The accounts exploited the Twitter API at the end of 2019.

The incident that hit Twitter late last year is an an example of a practice called scraping. 
Angela Lang/CNET

Twitter has revealed a security incident that occurred at the end of last year, where phone numbers were matched to usernames. The company said Monday that a large number of fake accounts exploited its API to access the information. The accounts were suspended immediately.

The incident, discovered on Dec. 24, affected users who have a phone number linked to their account, and who have enabled the "let people who have your phone number find you on Twitter" option. To get the numbers, the fake accounts sent large numbers of requests to the Twitter API, software that serves as an interface between a company's back-end systems and its websites and apps.

"Someone was using a large network of fake accounts to exploit our API and match usernames to phone numbers," a Twitter spokesperson said in an emailed statement. "After our investigation, we immediately fixed the issue by making a number of changes to the specific API endpoint that was being exploited."

It's an example of a practice called scraping, which collects huge numbers of personal data shared with social networks and other websites. Bad actors send automated requests to gather information at scale. Even though the scraped information is sometimes also public on the user's social media profile, it's typically against a company's terms of service to gather information this way. Facebook and Instagram have also seen scraping incidents that amassed large amounts of user data.
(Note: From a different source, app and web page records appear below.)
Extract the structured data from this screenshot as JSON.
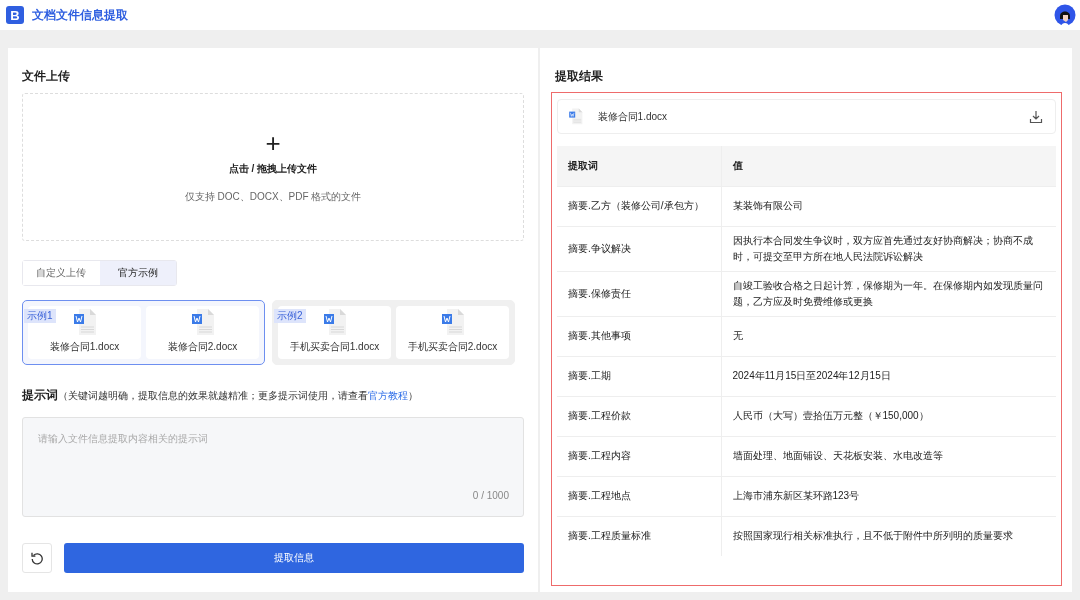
{
  "app": {
    "logo": "B",
    "title": "文档文件信息提取"
  },
  "upload": {
    "heading": "文件上传",
    "plus": "+",
    "action": "点击 / 拖拽上传文件",
    "hint": "仅支持 DOC、DOCX、PDF 格式的文件"
  },
  "tabs": [
    {
      "label": "自定义上传",
      "selected": false
    },
    {
      "label": "官方示例",
      "selected": true
    }
  ],
  "examples": [
    {
      "tag": "示例1",
      "selected": true,
      "files": [
        "装修合同1.docx",
        "装修合同2.docx"
      ]
    },
    {
      "tag": "示例2",
      "selected": false,
      "files": [
        "手机买卖合同1.docx",
        "手机买卖合同2.docx"
      ]
    }
  ],
  "prompt": {
    "label": "提示词",
    "note_before": "（关键词越明确，提取信息的效果就越精准；更多提示词使用，请查看",
    "link": "官方教程",
    "note_after": "）",
    "placeholder": "请输入文件信息提取内容相关的提示词",
    "counter": "0 / 1000"
  },
  "submit": "提取信息",
  "result": {
    "heading": "提取结果",
    "file": "装修合同1.docx",
    "table": {
      "columns": [
        "提取词",
        "值"
      ],
      "rows": [
        [
          "摘要.乙方（装修公司/承包方）",
          "某装饰有限公司"
        ],
        [
          "摘要.争议解决",
          "因执行本合同发生争议时，双方应首先通过友好协商解决；协商不成时，可提交至甲方所在地人民法院诉讼解决"
        ],
        [
          "摘要.保修责任",
          "自竣工验收合格之日起计算，保修期为一年。在保修期内如发现质量问题，乙方应及时免费维修或更换"
        ],
        [
          "摘要.其他事项",
          "无"
        ],
        [
          "摘要.工期",
          "2024年11月15日至2024年12月15日"
        ],
        [
          "摘要.工程价款",
          "人民币（大写）壹拾伍万元整（￥150,000）"
        ],
        [
          "摘要.工程内容",
          "墙面处理、地面铺设、天花板安装、水电改造等"
        ],
        [
          "摘要.工程地点",
          "上海市浦东新区某环路123号"
        ],
        [
          "摘要.工程质量标准",
          "按照国家现行相关标准执行，且不低于附件中所列明的质量要求"
        ]
      ]
    }
  }
}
The data is often found for sale on dark corners of the internet.

In the Twitter incident, the fake accounts came from multiple countries, including Iran, Israel and Malaysia, the company said. The social media giant said it's possible some of those accounts were tied to state-sponsored actors. To collect the data, the fake accounts entered in phone number after phone number, and received the corresponding Twitter username in response.

It's believed several thousand fake accounts were suspended, but Twitter couldn't provide an exact number.

Queenie Wong contributed to this story.

Originally published Feb. 3, 1:54 p.m. PT.
Update, 2:31 p.m.: Adds information on scraping and more details about the Twitter incident.